Nos. 914 and 1077 Philadelphia, 1981, Appeals from the Order and Judgment of the Court of Common Pleas of Berks County, Criminal Division, at No. 1135S of 1977.
Daniel E. P. Bausher, Reading, for appellant.
David S. Rasner, Philadelphia, for appellee.
Beck, Watkins and Hoffman, JJ.
[ 298 Pa. Super. Page 475]
This is an appeal from an order directing appellant to pay support to his appellee-wife and a judgment entered pursuant to that order. For the reasons that follow, we: (1) vacate the order of March 27, 1981 and the judgment entered April 9, 1981; and (2) reinstate and affirm the order of November 2, 1979.
Following their marriage on December 24, 1974, the parties resided in the second-floor apartment of appellant's house, adjacent to his funeral home. Marital difficulties arose in 1975, stemming in part from appellant's manic depressive condition and his purported impotence. The parties moved to a lavish, newly-constructed home at a local country club in November, 1976. Despite the new surroundings, appellant remained depressed and despondent. Three months later, the parties returned to the first-floor apartment of appellant's house, where their relationship deteriorated further. Appellant refused to discuss their marital problems. He also refused to socialize or entertain visitors. He accused appellee of being "not Godly," and wrote down
[ 298 Pa. Super. Page 476]

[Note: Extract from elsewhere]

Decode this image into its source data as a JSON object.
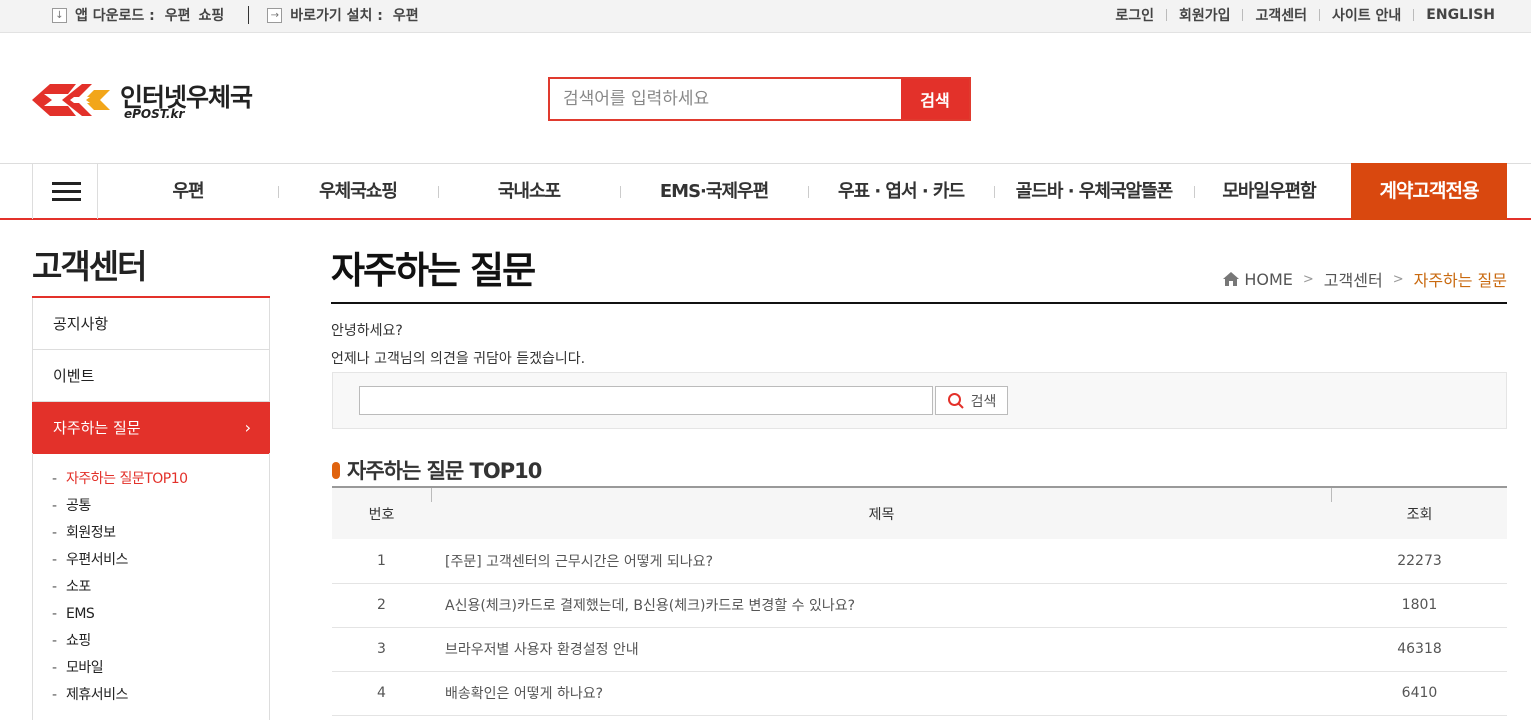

the seven deadly sins and asked appellee where she fell with respect to them. In October, 1977, appellant invited a young couple he had met at Alcoholics Anonymous into the second-floor apartment. Shortly thereafter, appellant moved in with the couple. Later that month, appellant accused appellee of being a drug addict and of trying to poison him. He also informed her that she was part of his illness and that God had told him that their marriage was "no good." After consulting her doctor, appellee left the marital residence on October 24, 1977 and instituted this action for support. After a series of hearings, the lower court, on November 2, 1979, issued findings of fact, conclusions of law and an order directing appellant to pay appellee $300 per week in support retroactive to April 28, 1978. Appellant filed exceptions to the findings and order, and the lower court ordered argument before the court en banc. On August 21, 1980, the lower court, sua sponte, ordered appellant to show cause why his exceptions should not be stricken as unauthorized by the Rules of Civil Procedure. The lower court subsequently determined that its order of November 2, 1979 was final and that no exceptions could be filed. It decided, however, to treat appellant's exceptions as a petition for reconsideration, and held argument thereon. On March 27, 1981, the lower court issued new findings of fact, and an order requiring appellant to pay $300 per week from April 28, 1978 until January 1, 1979, and $350 per week thereafter. This appeal followed.
Appellant contends first that the lower court erred in holding that exceptions were precluded by the Rules of Civil Procedure. We agree. "There is no question but that exceptions must be filed to a support order to preserve objections for appeal." Paul v. Paul, 281 Pa. Superior Ct. 202, 210 n.11, 421 A.2d 1219, 1223 n.11 (1980).*fn1 See also Commonwealth v. Bankert, 295 Pa. Superior Ct. 423, 441 A.2d 1304 (1982). By treating appellant's exceptions as a
[ 298 Pa. Super. Page 477]
petition for reconsideration, however, the lower court, in fact reviewed its decision in light of appellant's exceptions. Accordingly, rather than remanding the matter to allow the lower court to entertain appellant's exceptions, we will review the lower court's reconsideration insofar as it responds to the issues raised by the exceptions.*fn2
"Our standard of review in support cases is limited, and a support order, if supported by competent evidence, will not be reversed absent an abuse of discretion by the lower court." Commonwealth ex rel. Kinsey v. Kinsey, 277 Pa. Superior Ct. 156, 158, 419 A.2d 708, 710 (1980). Because "the trial judge who sees and hears the witnesses is in a better position than the Superior Court to decide the issue on its merits," this Court's function is to determine whether there is sufficient evidence to sustain the lower court's findings of fact or whether the lower court has misapplied the law. Commonwealth ex rel. Friedman v. Friedman, ...